In 1890 several companies started to mass produce what were called Geissler tubes; novelty pieces in complex and ornate shapes that glowed in many colours produced by a combination of different gasses and different kinds of glass. They required a very high voltage transformer called a Ruhmkorff coil that could be dangerous so they were not found in every household, but they were very popular with what we would now call science geeks. Still being made today, they are fascinating collectables in their own right. Vintage ones that still work commonly fetch $100 - $200 on-line.
It wasn’t until 1898 that neon gas was discovered as a very tiny part of our natural atmosphere. It was soon found to glow red in a Geissler tube. However neon was scarce and impractical for lighting. In 1910 French businessman Georges Claude began producing large amounts of neon synthetically; he demonstrated a 12 metre long glowing neon tube at the Paris Motor Show that year. He also patented a method of manufacturing tubes that would last for decades.
By 1913 the first neon sign, for Cinzano, was erected in Paris.

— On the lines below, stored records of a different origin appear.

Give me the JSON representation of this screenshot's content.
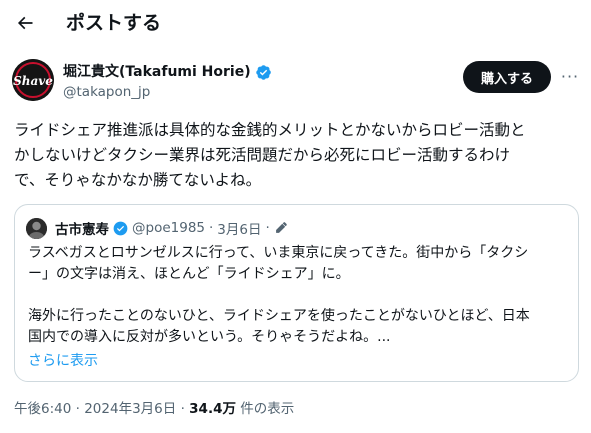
{
  "header": {
    "title": "ポストする",
    "back_icon": "arrow-left-icon"
  },
  "author": {
    "name": "堀江貴文(Takafumi Horie)",
    "handle": "@takapon_jp",
    "avatar_text": "Shave",
    "verified": true
  },
  "actions": {
    "buy_label": "購入する",
    "more_label": "···"
  },
  "tweet": {
    "lines": [
      "ライドシェア推進派は具体的な金銭的メリットとかないからロビー活動と",
      "かしないけどタクシー業界は死活問題だから必死にロビー活動するわけ",
      "で、そりゃなかなか勝てないよね。"
    ]
  },
  "quote": {
    "name": "古市憲寿",
    "handle": "@poe1985",
    "separator": "·",
    "date": "3月6日",
    "lines_p1": [
      "ラスベガスとロサンゼルスに行って、いま東京に戻ってきた。街中から「タクシ",
      "ー」の文字は消え、ほとんど「ライドシェア」に。"
    ],
    "lines_p2": [
      "海外に行ったことのないひと、ライドシェアを使ったことがないひとほど、日本",
      "国内での導入に反対が多いという。そりゃそうだよね。..."
    ],
    "show_more": "さらに表示"
  },
  "meta": {
    "time": "午後6:40",
    "separator": "·",
    "date": "2024年3月6日",
    "views_count": "34.4万",
    "views_label": "件の表示"
  },
  "colors": {
    "verified_blue": "#1d9bf0",
    "text": "#0f1419",
    "muted": "#536471",
    "border": "#cfd9de"
  }
}
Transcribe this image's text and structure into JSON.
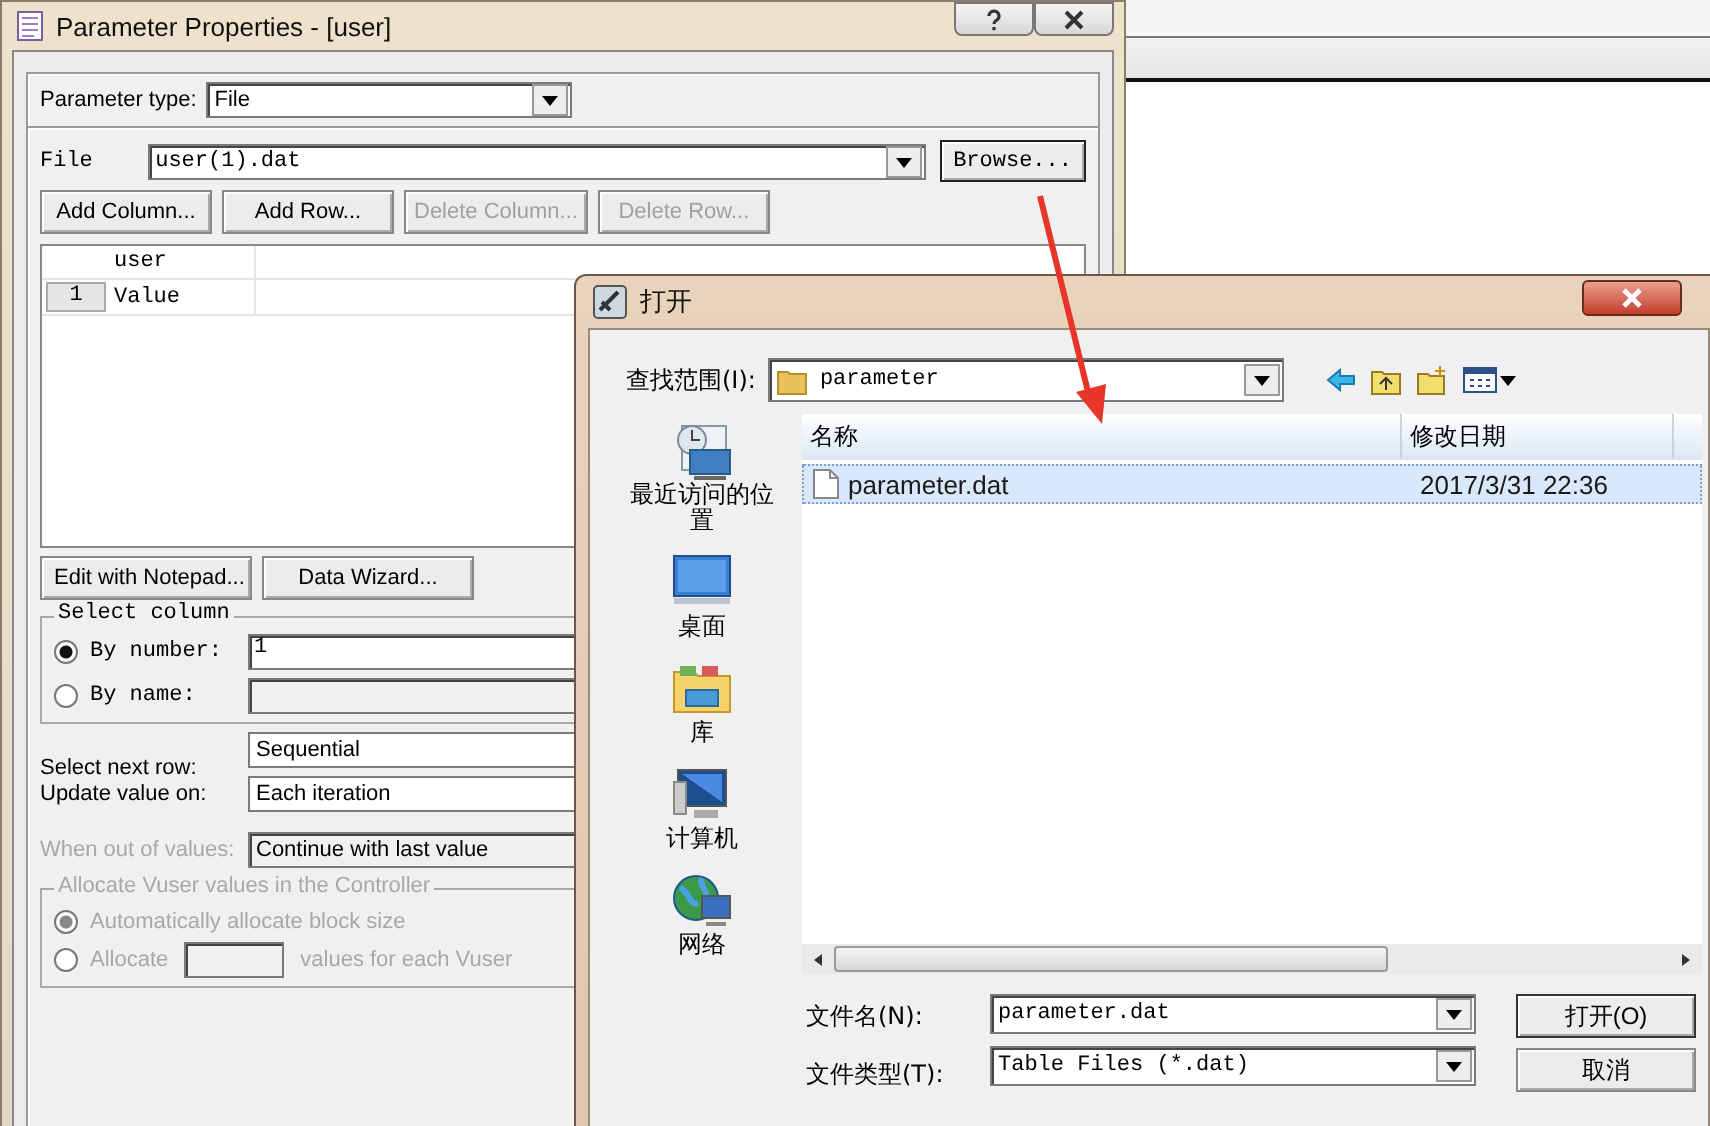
{
  "param_window": {
    "title": "Parameter Properties - [user]",
    "parameter_type": {
      "label": "Parameter type:",
      "value": "File"
    },
    "file": {
      "label": "File",
      "value": "user(1).dat",
      "browse": "Browse..."
    },
    "table_buttons": [
      {
        "label": "Add Column...",
        "disabled": false
      },
      {
        "label": "Add Row...",
        "disabled": false
      },
      {
        "label": "Delete Column...",
        "disabled": true
      },
      {
        "label": "Delete Row...",
        "disabled": true
      }
    ],
    "grid": {
      "columns": [
        "user"
      ],
      "rows": [
        {
          "number": "1",
          "value": "Value"
        }
      ]
    },
    "edit_buttons": [
      "Edit with Notepad...",
      "Data Wizard..."
    ],
    "select_column": {
      "title": "Select column",
      "options": [
        {
          "label": "By number:",
          "selected": true,
          "value": "1"
        },
        {
          "label": "By name:",
          "selected": false
        }
      ]
    },
    "select_next_row": {
      "label": "Select next row:",
      "value": "Sequential"
    },
    "update_value_on": {
      "label": "Update value on:",
      "value": "Each iteration"
    },
    "when_out_of_values": {
      "label": "When out of values:",
      "value": "Continue with last value",
      "disabled": true
    },
    "allocate": {
      "title": "Allocate Vuser values in the Controller",
      "disabled": true,
      "options": [
        {
          "label": "Automatically allocate block size",
          "selected": true
        },
        {
          "label": "Allocate",
          "suffix": "values for each Vuser",
          "selected": false
        }
      ]
    }
  },
  "open_dialog": {
    "title": "打开",
    "look_in": {
      "label": "查找范围(I):",
      "value": "parameter"
    },
    "places": [
      {
        "label": "最近访问的位置",
        "kind": "recent"
      },
      {
        "label": "桌面",
        "kind": "desktop"
      },
      {
        "label": "库",
        "kind": "library"
      },
      {
        "label": "计算机",
        "kind": "computer"
      },
      {
        "label": "网络",
        "kind": "network"
      }
    ],
    "columns": [
      "名称",
      "修改日期"
    ],
    "files": [
      {
        "name": "parameter.dat",
        "modified": "2017/3/31 22:36",
        "selected": true
      }
    ],
    "file_name": {
      "label": "文件名(N):",
      "value": "parameter.dat"
    },
    "file_type": {
      "label": "文件类型(T):",
      "value": "Table Files (*.dat)"
    },
    "buttons": [
      "打开(O)",
      "取消"
    ]
  }
}
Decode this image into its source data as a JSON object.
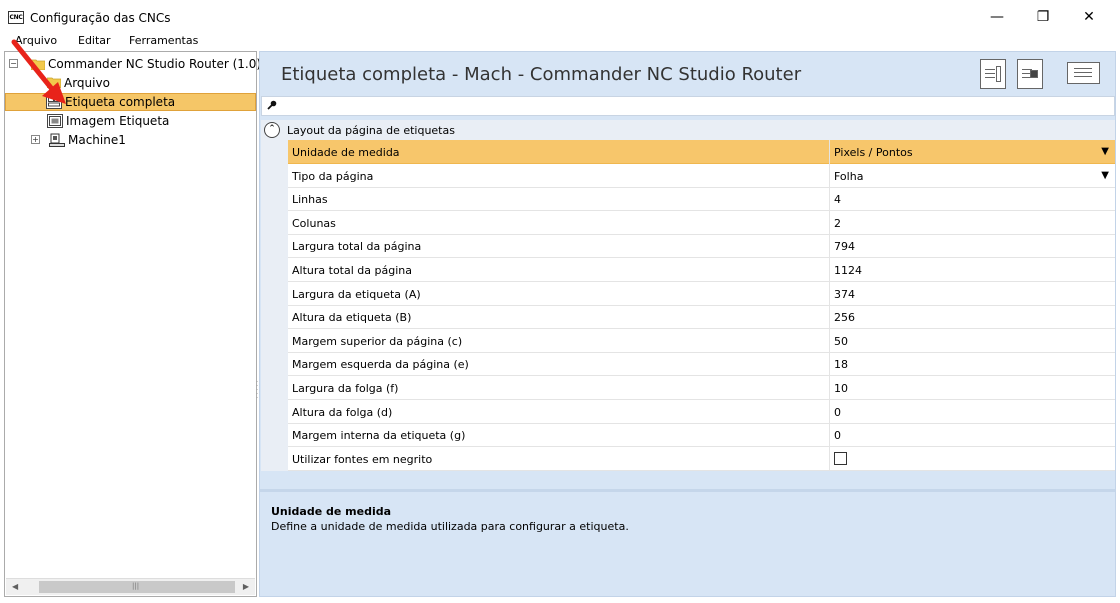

Soon afterward the Paris Opera put neon around their entrance and the course was set for neon’s use in advertising and theatre marquees.
Claude’s company, Claude Neon Lighting Inc., introduced neon signs to North America in 1923; the Packard Car Company had the first. Dubbed “liquid fire” they were an instant hit. Over the next few years techniques were developed for making hundreds of colours using combinations of different gasses, coloured glass and fluorescent coatings. So-called neon signs popped up everywhere and Claude Neon Lighting Inc. received a license fee for every single one of them. Their patent expired in 1931, which reduced the cost and opened the way for more companies to start producing signs. Neon took over New York City’s Times Square; the skyline of Las Vegas was made up entirely of spectacular neon signs.
They’ve almost disappeared over the last 30 or 40 years, LEDs are taking over, but now many are being restored and treasured as commercial art. The fabulous sign on the old Geneva Theatre here in Orillia is a perfect example. Three museums in the United States are dedicated solely to neon lighting, both vintage signs and modern artistic work.
As much as we now admire these amazing signs, it’s just about impossible to collect the big ones, we settle for pictures of them. We can, however, collect the smaller signs that hung in windows. Neon beer signs were so prevalent that the word neon is synonymous with a bar, at least in country music. It’s a bit of a myth because even though lit beer signs were in every bar in the 1940s to 1960s, very few were neon; they only started to appear in mass quantities in the 1980s. The early ones usually need some restoration (the power transformers dry out) but the later ones should have a lot of life left in them and they add a nice touch to the home bar or man-cave. They can be easily found for under $300.
Besides, you can explain it’s not just a beer sign; it’s homage to a venerable craft and part of a chain of scientific discoveries that had a profound effect on just about everything in our modern world.